- **Your objective**:
From the first entry to the last, copy each one exactly.

[Element data from apps and pages]
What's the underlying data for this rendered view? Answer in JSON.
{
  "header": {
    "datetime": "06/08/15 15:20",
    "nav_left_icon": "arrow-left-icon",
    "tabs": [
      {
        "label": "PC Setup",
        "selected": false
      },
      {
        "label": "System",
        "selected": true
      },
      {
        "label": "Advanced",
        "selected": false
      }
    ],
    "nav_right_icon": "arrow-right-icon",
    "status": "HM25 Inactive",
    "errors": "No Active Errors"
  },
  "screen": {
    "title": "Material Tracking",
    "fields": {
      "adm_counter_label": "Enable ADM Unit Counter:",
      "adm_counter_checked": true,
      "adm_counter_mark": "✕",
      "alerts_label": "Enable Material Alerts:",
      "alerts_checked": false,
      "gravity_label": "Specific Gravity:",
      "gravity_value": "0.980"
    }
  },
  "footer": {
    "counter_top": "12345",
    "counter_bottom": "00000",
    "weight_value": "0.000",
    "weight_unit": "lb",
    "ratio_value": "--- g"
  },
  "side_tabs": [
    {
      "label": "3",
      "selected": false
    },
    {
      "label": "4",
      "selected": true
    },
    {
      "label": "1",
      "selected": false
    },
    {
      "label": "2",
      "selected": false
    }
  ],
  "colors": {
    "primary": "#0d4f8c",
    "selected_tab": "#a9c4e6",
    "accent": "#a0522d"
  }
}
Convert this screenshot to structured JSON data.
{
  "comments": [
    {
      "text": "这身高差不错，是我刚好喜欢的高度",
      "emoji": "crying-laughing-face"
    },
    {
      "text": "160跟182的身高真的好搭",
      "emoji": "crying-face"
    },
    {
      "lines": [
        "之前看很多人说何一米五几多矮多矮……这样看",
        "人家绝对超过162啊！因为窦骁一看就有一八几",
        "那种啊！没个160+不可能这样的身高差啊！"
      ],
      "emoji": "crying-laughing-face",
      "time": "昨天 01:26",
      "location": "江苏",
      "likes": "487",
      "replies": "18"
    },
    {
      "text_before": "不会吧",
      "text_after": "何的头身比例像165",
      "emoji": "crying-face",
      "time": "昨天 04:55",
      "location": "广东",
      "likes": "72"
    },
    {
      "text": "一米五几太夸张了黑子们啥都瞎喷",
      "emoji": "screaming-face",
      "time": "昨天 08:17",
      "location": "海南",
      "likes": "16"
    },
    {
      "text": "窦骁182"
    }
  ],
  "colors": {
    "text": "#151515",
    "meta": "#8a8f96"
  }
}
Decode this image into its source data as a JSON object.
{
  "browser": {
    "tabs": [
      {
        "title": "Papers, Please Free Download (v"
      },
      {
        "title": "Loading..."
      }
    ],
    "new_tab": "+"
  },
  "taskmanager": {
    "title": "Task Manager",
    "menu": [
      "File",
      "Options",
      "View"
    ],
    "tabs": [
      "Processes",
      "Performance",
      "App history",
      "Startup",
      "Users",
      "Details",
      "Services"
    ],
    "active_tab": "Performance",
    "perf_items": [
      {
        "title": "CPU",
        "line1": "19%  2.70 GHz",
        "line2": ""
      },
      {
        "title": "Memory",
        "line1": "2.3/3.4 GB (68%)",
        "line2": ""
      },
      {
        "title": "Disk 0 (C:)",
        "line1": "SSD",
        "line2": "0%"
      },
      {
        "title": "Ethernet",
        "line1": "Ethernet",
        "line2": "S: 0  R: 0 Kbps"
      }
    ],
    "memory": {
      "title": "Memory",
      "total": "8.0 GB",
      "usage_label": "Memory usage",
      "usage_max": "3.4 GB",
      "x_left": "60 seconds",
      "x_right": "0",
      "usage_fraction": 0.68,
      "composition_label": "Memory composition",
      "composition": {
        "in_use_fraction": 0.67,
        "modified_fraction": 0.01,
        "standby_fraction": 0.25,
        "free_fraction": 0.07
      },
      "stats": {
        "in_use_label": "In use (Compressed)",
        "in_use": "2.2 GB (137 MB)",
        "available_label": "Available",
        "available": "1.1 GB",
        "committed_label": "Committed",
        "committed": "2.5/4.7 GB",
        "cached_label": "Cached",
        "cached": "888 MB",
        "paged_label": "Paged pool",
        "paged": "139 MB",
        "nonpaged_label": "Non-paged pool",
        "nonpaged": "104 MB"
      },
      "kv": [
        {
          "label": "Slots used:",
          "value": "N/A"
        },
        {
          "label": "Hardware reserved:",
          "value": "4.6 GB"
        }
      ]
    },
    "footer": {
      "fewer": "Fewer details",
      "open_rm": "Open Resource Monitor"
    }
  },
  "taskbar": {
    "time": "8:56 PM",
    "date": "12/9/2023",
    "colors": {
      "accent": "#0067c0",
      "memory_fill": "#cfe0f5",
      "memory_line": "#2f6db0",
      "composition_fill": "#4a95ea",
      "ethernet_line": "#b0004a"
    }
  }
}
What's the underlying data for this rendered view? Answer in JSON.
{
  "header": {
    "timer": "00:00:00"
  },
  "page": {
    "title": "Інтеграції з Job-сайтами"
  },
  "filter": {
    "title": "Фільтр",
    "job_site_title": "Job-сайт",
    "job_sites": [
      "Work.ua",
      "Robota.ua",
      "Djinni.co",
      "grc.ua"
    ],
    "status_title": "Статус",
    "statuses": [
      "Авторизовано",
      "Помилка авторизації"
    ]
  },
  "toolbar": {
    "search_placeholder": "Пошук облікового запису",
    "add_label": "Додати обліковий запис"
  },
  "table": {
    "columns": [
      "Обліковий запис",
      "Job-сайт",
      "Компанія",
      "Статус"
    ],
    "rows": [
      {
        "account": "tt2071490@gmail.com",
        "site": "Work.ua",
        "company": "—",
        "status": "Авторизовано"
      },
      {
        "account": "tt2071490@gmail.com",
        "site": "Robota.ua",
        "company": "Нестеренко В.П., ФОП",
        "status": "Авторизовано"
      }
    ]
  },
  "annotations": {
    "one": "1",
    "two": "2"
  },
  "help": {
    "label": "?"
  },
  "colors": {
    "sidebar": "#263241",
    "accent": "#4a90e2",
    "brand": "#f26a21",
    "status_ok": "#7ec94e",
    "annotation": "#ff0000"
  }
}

- **Response to this exercise**:
What's the underlying data for this rendered view? Answer in JSON.
{
  "header": {
    "datetime": "06/08/15 15:20",
    "nav_left_icon": "arrow-left-icon",
    "tabs": [
      {
        "label": "PC Setup",
        "selected": false
      },
      {
        "label": "System",
        "selected": true
      },
      {
        "label": "Advanced",
        "selected": false
      }
    ],
    "nav_right_icon": "arrow-right-icon",
    "status": "HM25 Inactive",
    "errors": "No Active Errors"
  },
  "screen": {
    "title": "Material Tracking",
    "fields": {
      "adm_counter_label": "Enable ADM Unit Counter:",
      "adm_counter_checked": true,
      "adm_counter_mark": "✕",
      "alerts_label": "Enable Material Alerts:",
      "alerts_checked": false,
      "gravity_label": "Specific Gravity:",
      "gravity_value": "0.980"
    }
  },
  "footer": {
    "counter_top": "12345",
    "counter_bottom": "00000",
    "weight_value": "0.000",
    "weight_unit": "lb",
    "ratio_value": "--- g"
  },
  "side_tabs": [
    {
      "label": "3",
      "selected": false
    },
    {
      "label": "4",
      "selected": true
    },
    {
      "label": "1",
      "selected": false
    },
    {
      "label": "2",
      "selected": false
    }
  ],
  "colors": {
    "primary": "#0d4f8c",
    "selected_tab": "#a9c4e6",
    "accent": "#a0522d"
  }
}
Convert this screenshot to structured JSON data.
{
  "comments": [
    {
      "text": "这身高差不错，是我刚好喜欢的高度",
      "emoji": "crying-laughing-face"
    },
    {
      "text": "160跟182的身高真的好搭",
      "emoji": "crying-face"
    },
    {
      "lines": [
        "之前看很多人说何一米五几多矮多矮……这样看",
        "人家绝对超过162啊！因为窦骁一看就有一八几",
        "那种啊！没个160+不可能这样的身高差啊！"
      ],
      "emoji": "crying-laughing-face",
      "time": "昨天 01:26",
      "location": "江苏",
      "likes": "487",
      "replies": "18"
    },
    {
      "text_before": "不会吧",
      "text_after": "何的头身比例像165",
      "emoji": "crying-face",
      "time": "昨天 04:55",
      "location": "广东",
      "likes": "72"
    },
    {
      "text": "一米五几太夸张了黑子们啥都瞎喷",
      "emoji": "screaming-face",
      "time": "昨天 08:17",
      "location": "海南",
      "likes": "16"
    },
    {
      "text": "窦骁182"
    }
  ],
  "colors": {
    "text": "#151515",
    "meta": "#8a8f96"
  }
}
Decode this image into its source data as a JSON object.
{
  "browser": {
    "tabs": [
      {
        "title": "Papers, Please Free Download (v"
      },
      {
        "title": "Loading..."
      }
    ],
    "new_tab": "+"
  },
  "taskmanager": {
    "title": "Task Manager",
    "menu": [
      "File",
      "Options",
      "View"
    ],
    "tabs": [
      "Processes",
      "Performance",
      "App history",
      "Startup",
      "Users",
      "Details",
      "Services"
    ],
    "active_tab": "Performance",
    "perf_items": [
      {
        "title": "CPU",
        "line1": "19%  2.70 GHz",
        "line2": ""
      },
      {
        "title": "Memory",
        "line1": "2.3/3.4 GB (68%)",
        "line2": ""
      },
      {
        "title": "Disk 0 (C:)",
        "line1": "SSD",
        "line2": "0%"
      },
      {
        "title": "Ethernet",
        "line1": "Ethernet",
        "line2": "S: 0  R: 0 Kbps"
      }
    ],
    "memory": {
      "title": "Memory",
      "total": "8.0 GB",
      "usage_label": "Memory usage",
      "usage_max": "3.4 GB",
      "x_left": "60 seconds",
      "x_right": "0",
      "usage_fraction": 0.68,
      "composition_label": "Memory composition",
      "composition": {
        "in_use_fraction": 0.67,
        "modified_fraction": 0.01,
        "standby_fraction": 0.25,
        "free_fraction": 0.07
      },
      "stats": {
        "in_use_label": "In use (Compressed)",
        "in_use": "2.2 GB (137 MB)",
        "available_label": "Available",
        "available": "1.1 GB",
        "committed_label": "Committed",
        "committed": "2.5/4.7 GB",
        "cached_label": "Cached",
        "cached": "888 MB",
        "paged_label": "Paged pool",
        "paged": "139 MB",
        "nonpaged_label": "Non-paged pool",
        "nonpaged": "104 MB"
      },
      "kv": [
        {
          "label": "Slots used:",
          "value": "N/A"
        },
        {
          "label": "Hardware reserved:",
          "value": "4.6 GB"
        }
      ]
    },
    "footer": {
      "fewer": "Fewer details",
      "open_rm": "Open Resource Monitor"
    }
  },
  "taskbar": {
    "time": "8:56 PM",
    "date": "12/9/2023",
    "colors": {
      "accent": "#0067c0",
      "memory_fill": "#cfe0f5",
      "memory_line": "#2f6db0",
      "composition_fill": "#4a95ea",
      "ethernet_line": "#b0004a"
    }
  }
}
What's the underlying data for this rendered view? Answer in JSON.
{
  "header": {
    "timer": "00:00:00"
  },
  "page": {
    "title": "Інтеграції з Job-сайтами"
  },
  "filter": {
    "title": "Фільтр",
    "job_site_title": "Job-сайт",
    "job_sites": [
      "Work.ua",
      "Robota.ua",
      "Djinni.co",
      "grc.ua"
    ],
    "status_title": "Статус",
    "statuses": [
      "Авторизовано",
      "Помилка авторизації"
    ]
  },
  "toolbar": {
    "search_placeholder": "Пошук облікового запису",
    "add_label": "Додати обліковий запис"
  },
  "table": {
    "columns": [
      "Обліковий запис",
      "Job-сайт",
      "Компанія",
      "Статус"
    ],
    "rows": [
      {
        "account": "tt2071490@gmail.com",
        "site": "Work.ua",
        "company": "—",
        "status": "Авторизовано"
      },
      {
        "account": "tt2071490@gmail.com",
        "site": "Robota.ua",
        "company": "Нестеренко В.П., ФОП",
        "status": "Авторизовано"
      }
    ]
  },
  "annotations": {
    "one": "1",
    "two": "2"
  },
  "help": {
    "label": "?"
  },
  "colors": {
    "sidebar": "#263241",
    "accent": "#4a90e2",
    "brand": "#f26a21",
    "status_ok": "#7ec94e",
    "annotation": "#ff0000"
  }
}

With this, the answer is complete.